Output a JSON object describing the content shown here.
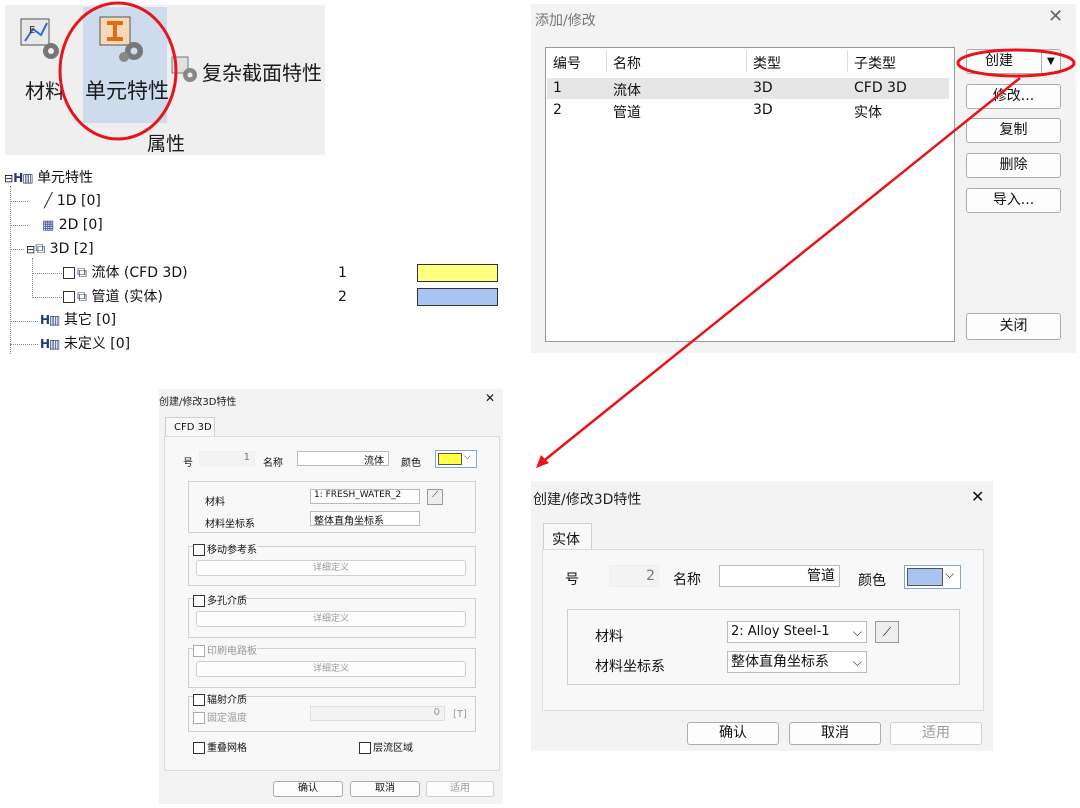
{
  "ribbon": {
    "materials_label": "材料",
    "element_props_label": "单元特性",
    "complex_section_label": "复杂截面特性",
    "group_label": "属性"
  },
  "tree": {
    "root": "单元特性",
    "items": [
      {
        "label": "1D [0]",
        "icon": "line-icon"
      },
      {
        "label": "2D [0]",
        "icon": "mesh-icon"
      },
      {
        "label": "3D [2]",
        "icon": "solid-icon"
      },
      {
        "label": "流体 (CFD 3D)",
        "id": "1",
        "color": "#ffff80"
      },
      {
        "label": "管道 (实体)",
        "id": "2",
        "color": "#a9c4f0"
      },
      {
        "label": "其它 [0]",
        "icon": "hd-icon"
      },
      {
        "label": "未定义 [0]",
        "icon": "hd-icon"
      }
    ]
  },
  "add_modify_dialog": {
    "title": "添加/修改",
    "columns": [
      "编号",
      "名称",
      "类型",
      "子类型"
    ],
    "rows": [
      [
        "1",
        "流体",
        "3D",
        "CFD 3D"
      ],
      [
        "2",
        "管道",
        "3D",
        "实体"
      ]
    ],
    "buttons": {
      "create": "创建",
      "modify": "修改...",
      "copy": "复制",
      "delete": "删除",
      "import": "导入...",
      "close": "关闭"
    }
  },
  "cfd_dialog": {
    "title": "创建/修改3D特性",
    "tab": "CFD 3D",
    "number_label": "号",
    "number_value": "1",
    "name_label": "名称",
    "name_value": "流体",
    "color_label": "颜色",
    "color_value": "#ffff44",
    "material_label": "材料",
    "material_value": "1: FRESH_WATER_2",
    "coord_label": "材料坐标系",
    "coord_value": "整体直角坐标系",
    "moving_ref": "移动参考系",
    "detail1": "详细定义",
    "porous": "多孔介质",
    "detail2": "详细定义",
    "pcb": "印刷电路板",
    "detail3": "详细定义",
    "radiation": "辐射介质",
    "fixed_temp": "固定温度",
    "temp_value": "0",
    "temp_unit": "[T]",
    "overlap_mesh": "重叠网格",
    "laminar": "层流区域",
    "ok": "确认",
    "cancel": "取消",
    "apply": "适用"
  },
  "solid_dialog": {
    "title": "创建/修改3D特性",
    "tab": "实体",
    "number_label": "号",
    "number_value": "2",
    "name_label": "名称",
    "name_value": "管道",
    "color_label": "颜色",
    "color_value": "#a9c4f0",
    "material_label": "材料",
    "material_value": "2: Alloy Steel-1",
    "coord_label": "材料坐标系",
    "coord_value": "整体直角坐标系",
    "ok": "确认",
    "cancel": "取消",
    "apply": "适用"
  },
  "colors": {
    "annotation_red": "#e8141b",
    "highlight_blue": "#cddbec",
    "selected_row": "#e6e6e6"
  }
}
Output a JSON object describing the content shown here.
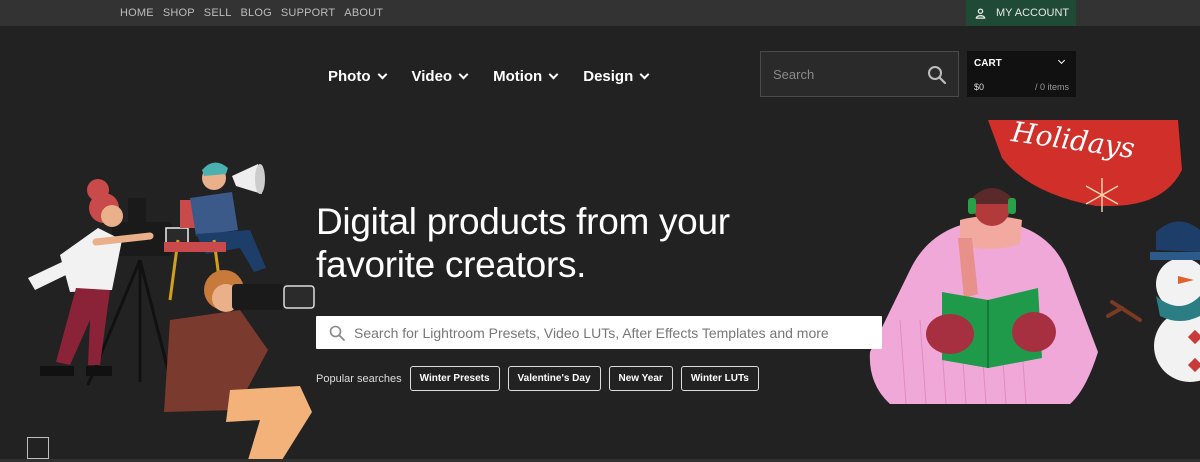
{
  "topnav": {
    "links": [
      "HOME",
      "SHOP",
      "SELL",
      "BLOG",
      "SUPPORT",
      "ABOUT"
    ],
    "account_label": "MY ACCOUNT"
  },
  "mainnav": {
    "items": [
      {
        "label": "Photo"
      },
      {
        "label": "Video"
      },
      {
        "label": "Motion"
      },
      {
        "label": "Design"
      }
    ]
  },
  "header_search": {
    "placeholder": "Search"
  },
  "cart": {
    "title": "CART",
    "amount": "$0",
    "items": "/ 0 items"
  },
  "hero": {
    "title_line1": "Digital products from your",
    "title_line2": "favorite creators.",
    "search_placeholder": "Search for Lightroom Presets, Video LUTs, After Effects Templates and more",
    "popular_label": "Popular searches",
    "chips": [
      "Winter Presets",
      "Valentine's Day",
      "New Year",
      "Winter LUTs"
    ]
  },
  "banner": {
    "holidays_text": "Holidays"
  },
  "colors": {
    "background": "#222222",
    "topbar": "#333333",
    "account_bg": "#1f4a36",
    "holiday_red": "#d12f2a",
    "sweater_pink": "#f0a8d8",
    "book_green": "#1f9a4a"
  },
  "icons": {
    "account": "user-icon",
    "search": "search-icon",
    "chevron": "chevron-down-icon"
  }
}
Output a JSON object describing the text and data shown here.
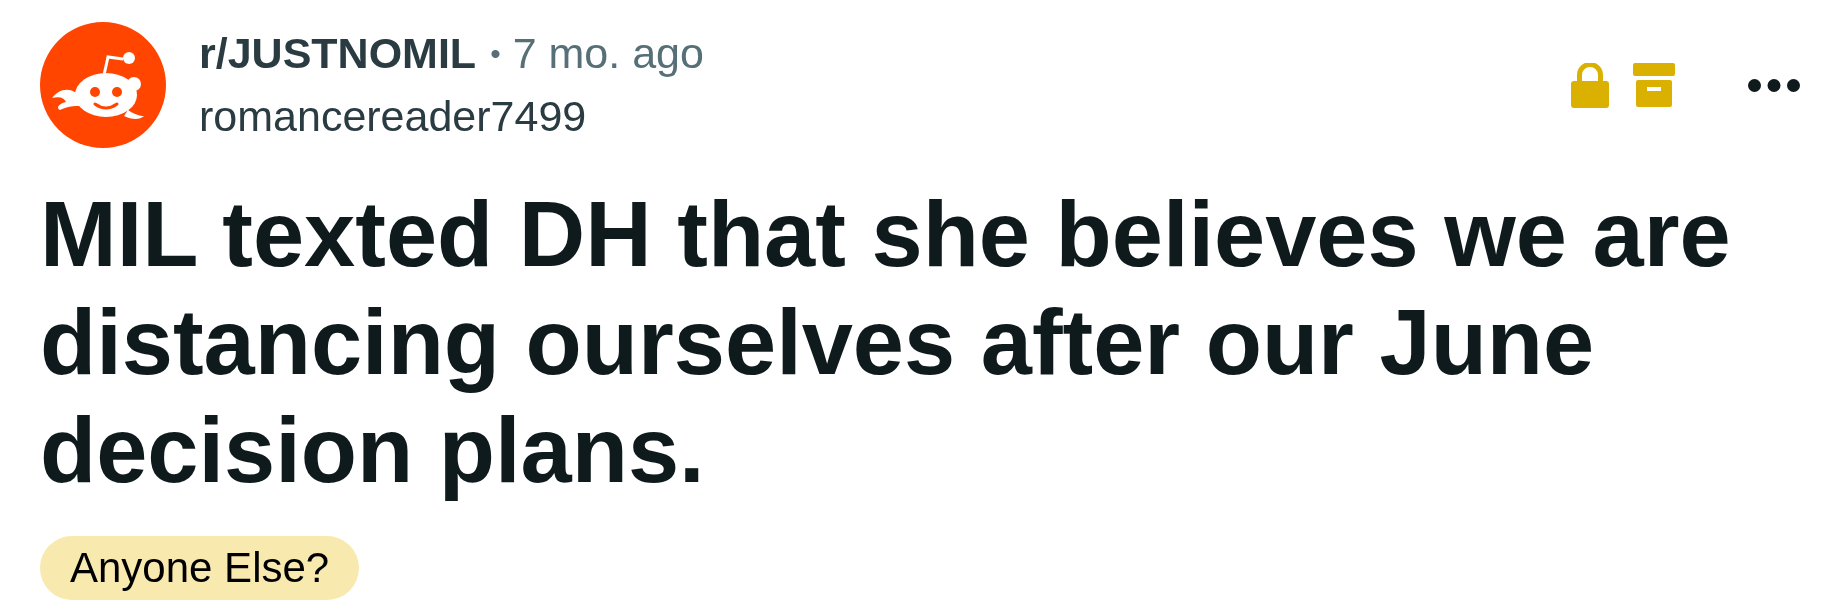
{
  "post": {
    "subreddit": "r/JUSTNOMIL",
    "separator": "•",
    "age": "7 mo. ago",
    "author": "romancereader7499",
    "locked": true,
    "archived": true,
    "title": "MIL texted DH that she believes we are distancing ourselves after our June decision plans.",
    "flair": "Anyone Else?"
  }
}
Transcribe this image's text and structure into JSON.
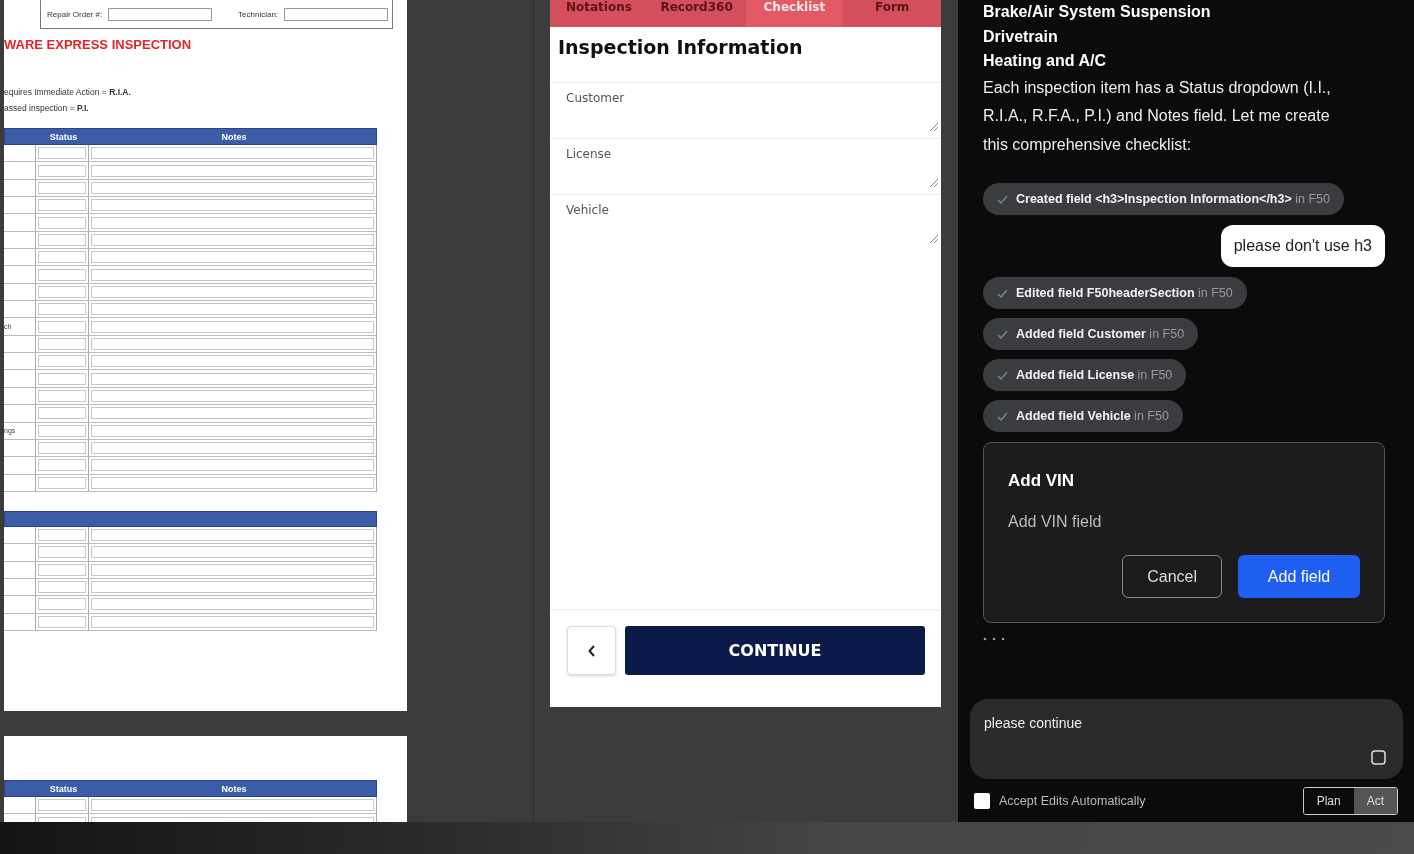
{
  "pdf": {
    "page_1": {
      "header_fields": [
        {
          "label": "Repair Order #:"
        },
        {
          "label": "Technician:"
        }
      ],
      "title": "WARE EXPRESS INSPECTION",
      "legend": [
        "equires Immediate Action = **R.I.A.**",
        "assed inspection = **P.I.**"
      ],
      "tables": [
        {
          "columns": [
            "Status",
            "Notes"
          ],
          "rows": [
            {},
            {},
            {},
            {},
            {},
            {},
            {},
            {},
            {},
            {},
            {
              "label": "ch"
            },
            {},
            {},
            {},
            {},
            {},
            {
              "label": "ngs"
            },
            {},
            {},
            {}
          ]
        },
        {
          "rows": [
            {},
            {},
            {},
            {},
            {},
            {}
          ]
        }
      ]
    },
    "page_2": {
      "tables": [
        {
          "columns": [
            "Status",
            "Notes"
          ],
          "rows": [
            {},
            {}
          ]
        }
      ]
    }
  },
  "preview": {
    "tabs": [
      {
        "label": "Notations",
        "selected": false
      },
      {
        "label": "Record360",
        "selected": false
      },
      {
        "label": "Checklist",
        "selected": true
      },
      {
        "label": "Form",
        "selected": false
      }
    ],
    "form_title": "Inspection Information",
    "fields": [
      {
        "label": "Customer"
      },
      {
        "label": "License"
      },
      {
        "label": "Vehicle"
      }
    ],
    "continue_button": "CONTINUE"
  },
  "chat": {
    "headings": [
      "Brake/Air System Suspension",
      "Drivetrain",
      "Heating and A/C"
    ],
    "paragraph": "Each inspection item has a Status dropdown (I.I., R.I.A., R.F.A., P.I.) and Notes field. Let me create this comprehensive checklist:",
    "messages": [
      {
        "kind": "chip",
        "action": "Created field <h3>Inspection Information</h3>",
        "target": "in F50"
      },
      {
        "kind": "user",
        "text": "please don't use h3"
      },
      {
        "kind": "chip",
        "action": "Edited field F50headerSection",
        "target": "in F50"
      },
      {
        "kind": "chip",
        "action": "Added field Customer",
        "target": "in F50"
      },
      {
        "kind": "chip",
        "action": "Added field License",
        "target": "in F50"
      },
      {
        "kind": "chip",
        "action": "Added field Vehicle",
        "target": "in F50"
      },
      {
        "kind": "approval",
        "title": "Add VIN",
        "description": "Add VIN field",
        "buttons": [
          {
            "label": "Cancel",
            "kind": "secondary"
          },
          {
            "label": "Add field",
            "kind": "primary"
          }
        ]
      },
      {
        "kind": "typing"
      }
    ],
    "composer": {
      "value": "please continue"
    },
    "auto_accept": {
      "label": "Accept Edits Automatically",
      "checked": false
    },
    "modes": [
      {
        "label": "Plan",
        "selected": false
      },
      {
        "label": "Act",
        "selected": true
      }
    ]
  }
}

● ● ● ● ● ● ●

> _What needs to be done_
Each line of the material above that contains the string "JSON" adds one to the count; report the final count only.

> _Problem solution_
4